__Task directions__
Pull out every line in the data that has the string "Connected" in it.

__The input__
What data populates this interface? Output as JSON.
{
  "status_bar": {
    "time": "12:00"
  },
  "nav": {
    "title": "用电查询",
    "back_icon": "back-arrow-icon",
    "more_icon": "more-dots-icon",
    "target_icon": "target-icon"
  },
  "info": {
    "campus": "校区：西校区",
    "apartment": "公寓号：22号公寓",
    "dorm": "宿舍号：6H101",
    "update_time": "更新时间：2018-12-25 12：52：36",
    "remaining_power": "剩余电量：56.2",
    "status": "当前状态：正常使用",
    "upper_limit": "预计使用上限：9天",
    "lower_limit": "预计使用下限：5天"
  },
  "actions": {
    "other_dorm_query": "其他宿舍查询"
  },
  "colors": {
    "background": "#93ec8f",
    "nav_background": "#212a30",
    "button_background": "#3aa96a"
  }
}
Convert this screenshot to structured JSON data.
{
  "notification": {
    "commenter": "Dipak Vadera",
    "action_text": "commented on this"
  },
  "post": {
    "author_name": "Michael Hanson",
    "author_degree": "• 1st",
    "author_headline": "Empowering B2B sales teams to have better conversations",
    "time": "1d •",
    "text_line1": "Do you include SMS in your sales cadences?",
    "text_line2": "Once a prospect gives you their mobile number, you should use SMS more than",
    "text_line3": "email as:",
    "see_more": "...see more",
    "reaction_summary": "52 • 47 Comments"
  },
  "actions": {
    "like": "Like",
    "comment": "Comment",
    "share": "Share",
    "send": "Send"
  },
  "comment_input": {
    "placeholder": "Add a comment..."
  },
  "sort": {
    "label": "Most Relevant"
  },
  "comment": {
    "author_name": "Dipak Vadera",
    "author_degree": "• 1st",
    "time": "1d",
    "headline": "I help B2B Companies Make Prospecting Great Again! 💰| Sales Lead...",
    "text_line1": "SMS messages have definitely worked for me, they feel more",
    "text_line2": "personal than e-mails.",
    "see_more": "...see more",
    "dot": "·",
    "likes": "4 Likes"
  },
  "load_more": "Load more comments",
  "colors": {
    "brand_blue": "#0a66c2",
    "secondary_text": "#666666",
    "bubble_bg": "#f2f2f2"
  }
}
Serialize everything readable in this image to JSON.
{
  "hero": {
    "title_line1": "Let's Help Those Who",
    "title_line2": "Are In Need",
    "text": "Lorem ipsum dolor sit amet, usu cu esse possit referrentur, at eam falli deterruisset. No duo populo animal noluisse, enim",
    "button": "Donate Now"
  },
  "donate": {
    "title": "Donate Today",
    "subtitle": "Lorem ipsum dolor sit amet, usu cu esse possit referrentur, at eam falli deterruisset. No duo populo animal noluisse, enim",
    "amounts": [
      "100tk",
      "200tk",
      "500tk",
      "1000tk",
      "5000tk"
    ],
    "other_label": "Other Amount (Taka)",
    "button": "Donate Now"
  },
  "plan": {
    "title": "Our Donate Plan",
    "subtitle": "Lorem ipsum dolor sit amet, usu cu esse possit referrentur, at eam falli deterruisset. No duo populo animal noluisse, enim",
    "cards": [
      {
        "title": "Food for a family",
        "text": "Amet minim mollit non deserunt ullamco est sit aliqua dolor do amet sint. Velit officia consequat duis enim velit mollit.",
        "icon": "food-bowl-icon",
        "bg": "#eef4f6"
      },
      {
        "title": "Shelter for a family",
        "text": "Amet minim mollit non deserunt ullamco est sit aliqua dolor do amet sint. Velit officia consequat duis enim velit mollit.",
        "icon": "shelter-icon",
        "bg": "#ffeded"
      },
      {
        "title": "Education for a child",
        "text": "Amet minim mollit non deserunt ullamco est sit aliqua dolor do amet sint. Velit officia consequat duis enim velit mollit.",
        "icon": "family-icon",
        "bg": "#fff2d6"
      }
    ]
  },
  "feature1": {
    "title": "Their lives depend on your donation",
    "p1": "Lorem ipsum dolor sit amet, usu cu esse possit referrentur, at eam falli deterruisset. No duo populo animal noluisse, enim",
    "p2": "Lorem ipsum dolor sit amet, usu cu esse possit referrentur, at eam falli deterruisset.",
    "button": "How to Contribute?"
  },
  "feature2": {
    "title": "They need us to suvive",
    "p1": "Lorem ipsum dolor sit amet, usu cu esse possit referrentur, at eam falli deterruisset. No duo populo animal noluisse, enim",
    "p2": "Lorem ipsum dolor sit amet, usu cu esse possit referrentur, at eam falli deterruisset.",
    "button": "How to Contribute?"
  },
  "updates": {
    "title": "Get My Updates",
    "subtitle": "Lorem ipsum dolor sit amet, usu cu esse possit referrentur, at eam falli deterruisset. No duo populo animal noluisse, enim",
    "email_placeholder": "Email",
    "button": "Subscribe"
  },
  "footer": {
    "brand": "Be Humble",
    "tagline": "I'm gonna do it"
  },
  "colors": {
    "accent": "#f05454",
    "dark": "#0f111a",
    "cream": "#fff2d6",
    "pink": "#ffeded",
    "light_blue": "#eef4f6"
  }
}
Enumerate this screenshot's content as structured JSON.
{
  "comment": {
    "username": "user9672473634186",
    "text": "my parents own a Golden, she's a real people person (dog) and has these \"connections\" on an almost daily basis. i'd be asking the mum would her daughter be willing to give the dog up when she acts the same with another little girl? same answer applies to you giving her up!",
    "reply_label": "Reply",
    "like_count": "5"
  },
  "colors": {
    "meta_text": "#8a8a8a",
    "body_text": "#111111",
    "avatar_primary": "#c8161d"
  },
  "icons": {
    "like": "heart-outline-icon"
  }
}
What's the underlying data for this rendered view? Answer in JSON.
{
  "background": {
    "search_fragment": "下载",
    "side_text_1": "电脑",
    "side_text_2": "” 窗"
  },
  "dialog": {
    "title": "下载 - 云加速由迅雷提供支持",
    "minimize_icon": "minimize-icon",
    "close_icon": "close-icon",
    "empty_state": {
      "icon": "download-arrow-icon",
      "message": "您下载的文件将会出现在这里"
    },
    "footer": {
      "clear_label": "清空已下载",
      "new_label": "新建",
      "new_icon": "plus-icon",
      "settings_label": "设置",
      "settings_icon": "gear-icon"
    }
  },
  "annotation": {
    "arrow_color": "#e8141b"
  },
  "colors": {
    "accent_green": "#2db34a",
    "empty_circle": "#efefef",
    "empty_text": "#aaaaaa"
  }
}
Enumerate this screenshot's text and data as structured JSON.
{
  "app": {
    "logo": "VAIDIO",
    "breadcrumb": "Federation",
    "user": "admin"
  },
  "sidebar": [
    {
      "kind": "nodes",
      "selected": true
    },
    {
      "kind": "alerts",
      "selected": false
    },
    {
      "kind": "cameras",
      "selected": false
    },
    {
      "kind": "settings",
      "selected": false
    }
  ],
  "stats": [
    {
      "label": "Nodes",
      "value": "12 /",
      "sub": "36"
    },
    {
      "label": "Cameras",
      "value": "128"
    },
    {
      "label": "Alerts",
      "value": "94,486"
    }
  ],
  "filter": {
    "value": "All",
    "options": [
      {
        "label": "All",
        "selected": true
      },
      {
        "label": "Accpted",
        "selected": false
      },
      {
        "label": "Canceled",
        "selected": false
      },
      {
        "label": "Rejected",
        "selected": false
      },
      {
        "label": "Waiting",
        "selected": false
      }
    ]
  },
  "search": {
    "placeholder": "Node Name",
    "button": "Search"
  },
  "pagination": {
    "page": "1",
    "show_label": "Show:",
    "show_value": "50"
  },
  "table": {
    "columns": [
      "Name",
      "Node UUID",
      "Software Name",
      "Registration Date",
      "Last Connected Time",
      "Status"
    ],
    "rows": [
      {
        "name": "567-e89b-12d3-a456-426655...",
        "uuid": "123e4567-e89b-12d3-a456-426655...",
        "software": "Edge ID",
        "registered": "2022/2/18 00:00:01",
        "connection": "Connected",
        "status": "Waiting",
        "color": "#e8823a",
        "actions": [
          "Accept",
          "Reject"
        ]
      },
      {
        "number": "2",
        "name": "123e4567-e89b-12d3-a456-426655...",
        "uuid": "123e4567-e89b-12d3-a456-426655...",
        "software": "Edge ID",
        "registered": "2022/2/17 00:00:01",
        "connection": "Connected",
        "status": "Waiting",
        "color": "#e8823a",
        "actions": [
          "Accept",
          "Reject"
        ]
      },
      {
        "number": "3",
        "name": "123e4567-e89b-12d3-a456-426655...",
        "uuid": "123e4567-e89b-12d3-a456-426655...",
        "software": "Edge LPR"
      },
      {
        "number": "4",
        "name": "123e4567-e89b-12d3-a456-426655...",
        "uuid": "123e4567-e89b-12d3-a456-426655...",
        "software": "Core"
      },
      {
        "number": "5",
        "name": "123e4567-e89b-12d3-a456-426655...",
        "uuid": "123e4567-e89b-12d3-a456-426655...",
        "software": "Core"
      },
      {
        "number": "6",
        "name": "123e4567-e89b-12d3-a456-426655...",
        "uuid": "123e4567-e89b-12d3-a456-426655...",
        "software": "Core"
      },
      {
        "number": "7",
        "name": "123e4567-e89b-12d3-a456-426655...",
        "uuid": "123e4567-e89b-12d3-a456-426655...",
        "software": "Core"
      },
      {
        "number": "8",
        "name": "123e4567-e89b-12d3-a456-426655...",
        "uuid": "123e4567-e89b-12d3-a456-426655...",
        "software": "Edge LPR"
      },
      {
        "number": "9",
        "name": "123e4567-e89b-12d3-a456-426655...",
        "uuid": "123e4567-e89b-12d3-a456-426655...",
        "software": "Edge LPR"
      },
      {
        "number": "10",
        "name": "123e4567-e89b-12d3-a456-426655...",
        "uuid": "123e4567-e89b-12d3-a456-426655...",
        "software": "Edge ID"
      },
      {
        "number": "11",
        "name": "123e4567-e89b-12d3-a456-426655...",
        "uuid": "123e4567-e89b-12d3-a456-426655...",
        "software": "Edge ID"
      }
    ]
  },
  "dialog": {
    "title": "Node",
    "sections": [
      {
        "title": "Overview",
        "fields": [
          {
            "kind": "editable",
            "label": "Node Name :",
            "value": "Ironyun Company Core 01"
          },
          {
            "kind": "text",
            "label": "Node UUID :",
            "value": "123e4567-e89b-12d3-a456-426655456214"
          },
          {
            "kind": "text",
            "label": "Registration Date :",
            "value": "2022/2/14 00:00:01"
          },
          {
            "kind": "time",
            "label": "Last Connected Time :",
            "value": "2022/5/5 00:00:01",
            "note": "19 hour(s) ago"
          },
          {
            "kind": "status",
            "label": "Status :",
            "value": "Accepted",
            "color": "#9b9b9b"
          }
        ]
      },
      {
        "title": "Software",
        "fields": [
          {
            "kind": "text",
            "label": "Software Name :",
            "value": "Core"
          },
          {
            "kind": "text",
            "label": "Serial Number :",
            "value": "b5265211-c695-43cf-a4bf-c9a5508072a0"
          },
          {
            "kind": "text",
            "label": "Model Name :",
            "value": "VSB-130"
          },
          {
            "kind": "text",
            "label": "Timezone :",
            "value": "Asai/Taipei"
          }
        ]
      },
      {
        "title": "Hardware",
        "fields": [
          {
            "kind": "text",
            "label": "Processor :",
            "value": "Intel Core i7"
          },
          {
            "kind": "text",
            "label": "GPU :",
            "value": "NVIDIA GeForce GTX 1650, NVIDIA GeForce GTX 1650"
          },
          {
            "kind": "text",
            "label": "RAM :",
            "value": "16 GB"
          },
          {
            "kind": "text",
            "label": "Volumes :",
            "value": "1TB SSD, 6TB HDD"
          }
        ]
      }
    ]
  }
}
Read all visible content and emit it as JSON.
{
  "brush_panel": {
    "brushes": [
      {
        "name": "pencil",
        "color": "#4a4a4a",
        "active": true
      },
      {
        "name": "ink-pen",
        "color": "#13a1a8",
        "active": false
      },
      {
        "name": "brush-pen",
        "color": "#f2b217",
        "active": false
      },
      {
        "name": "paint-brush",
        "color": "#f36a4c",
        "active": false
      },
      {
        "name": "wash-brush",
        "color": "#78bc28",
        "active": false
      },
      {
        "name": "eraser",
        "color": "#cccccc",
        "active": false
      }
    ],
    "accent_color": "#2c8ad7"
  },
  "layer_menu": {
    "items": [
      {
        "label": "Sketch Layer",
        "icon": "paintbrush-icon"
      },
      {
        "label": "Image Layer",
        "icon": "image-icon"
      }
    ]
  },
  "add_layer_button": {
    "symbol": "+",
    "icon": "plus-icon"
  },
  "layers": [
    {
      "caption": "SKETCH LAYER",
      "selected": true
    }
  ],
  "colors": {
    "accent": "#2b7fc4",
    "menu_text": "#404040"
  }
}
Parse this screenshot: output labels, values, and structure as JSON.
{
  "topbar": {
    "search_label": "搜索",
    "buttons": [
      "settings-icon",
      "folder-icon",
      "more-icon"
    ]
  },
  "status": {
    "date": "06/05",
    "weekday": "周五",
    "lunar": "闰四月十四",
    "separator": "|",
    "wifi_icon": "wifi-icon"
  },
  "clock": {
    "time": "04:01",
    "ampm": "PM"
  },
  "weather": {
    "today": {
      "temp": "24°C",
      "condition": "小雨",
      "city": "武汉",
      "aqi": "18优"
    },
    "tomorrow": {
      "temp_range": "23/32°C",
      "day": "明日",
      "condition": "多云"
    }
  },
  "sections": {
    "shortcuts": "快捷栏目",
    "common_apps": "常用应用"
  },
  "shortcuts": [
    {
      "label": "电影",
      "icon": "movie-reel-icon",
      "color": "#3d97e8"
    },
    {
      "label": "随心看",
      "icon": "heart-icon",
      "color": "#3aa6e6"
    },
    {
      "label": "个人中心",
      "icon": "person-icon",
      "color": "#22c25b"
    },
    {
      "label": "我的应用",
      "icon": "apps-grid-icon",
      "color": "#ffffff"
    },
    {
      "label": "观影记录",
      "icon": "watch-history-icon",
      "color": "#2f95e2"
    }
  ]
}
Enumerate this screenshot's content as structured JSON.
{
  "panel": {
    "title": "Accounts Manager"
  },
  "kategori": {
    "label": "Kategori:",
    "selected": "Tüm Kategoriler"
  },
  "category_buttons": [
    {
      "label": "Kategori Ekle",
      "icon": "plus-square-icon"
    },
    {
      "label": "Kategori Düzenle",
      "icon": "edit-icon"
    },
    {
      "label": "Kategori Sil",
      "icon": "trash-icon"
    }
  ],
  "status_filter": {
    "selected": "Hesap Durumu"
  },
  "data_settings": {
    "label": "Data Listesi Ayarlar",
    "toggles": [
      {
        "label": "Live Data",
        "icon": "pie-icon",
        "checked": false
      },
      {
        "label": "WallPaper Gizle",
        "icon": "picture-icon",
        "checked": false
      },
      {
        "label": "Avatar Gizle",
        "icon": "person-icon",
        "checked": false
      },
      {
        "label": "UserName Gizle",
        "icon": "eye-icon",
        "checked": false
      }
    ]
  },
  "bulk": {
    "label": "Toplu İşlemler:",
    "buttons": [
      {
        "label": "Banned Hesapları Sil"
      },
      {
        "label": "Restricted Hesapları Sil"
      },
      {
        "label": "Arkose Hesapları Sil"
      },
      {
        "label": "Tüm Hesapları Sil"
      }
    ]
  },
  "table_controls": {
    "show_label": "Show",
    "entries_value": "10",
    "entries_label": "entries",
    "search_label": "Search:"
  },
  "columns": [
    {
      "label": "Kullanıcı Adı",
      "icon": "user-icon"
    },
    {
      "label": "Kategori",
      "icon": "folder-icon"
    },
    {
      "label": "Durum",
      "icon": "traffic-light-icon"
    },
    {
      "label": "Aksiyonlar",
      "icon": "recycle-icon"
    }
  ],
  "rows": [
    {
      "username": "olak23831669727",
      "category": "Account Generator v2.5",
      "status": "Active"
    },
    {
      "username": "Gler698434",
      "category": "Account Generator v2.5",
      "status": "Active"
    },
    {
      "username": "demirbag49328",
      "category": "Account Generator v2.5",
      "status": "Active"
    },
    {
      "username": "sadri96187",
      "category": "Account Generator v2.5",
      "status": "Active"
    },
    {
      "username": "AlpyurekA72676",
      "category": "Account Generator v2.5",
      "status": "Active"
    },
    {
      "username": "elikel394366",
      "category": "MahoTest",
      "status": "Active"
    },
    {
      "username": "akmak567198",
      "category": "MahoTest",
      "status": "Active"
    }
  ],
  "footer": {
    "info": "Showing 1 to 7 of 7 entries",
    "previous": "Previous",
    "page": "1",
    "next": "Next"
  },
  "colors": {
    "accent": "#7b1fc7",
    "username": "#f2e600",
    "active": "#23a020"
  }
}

__Answer to the exercise__
      "Last Connected Time",
        "connection": "Connected",
        "connection": "Connected",
            "label": "Last Connected Time :",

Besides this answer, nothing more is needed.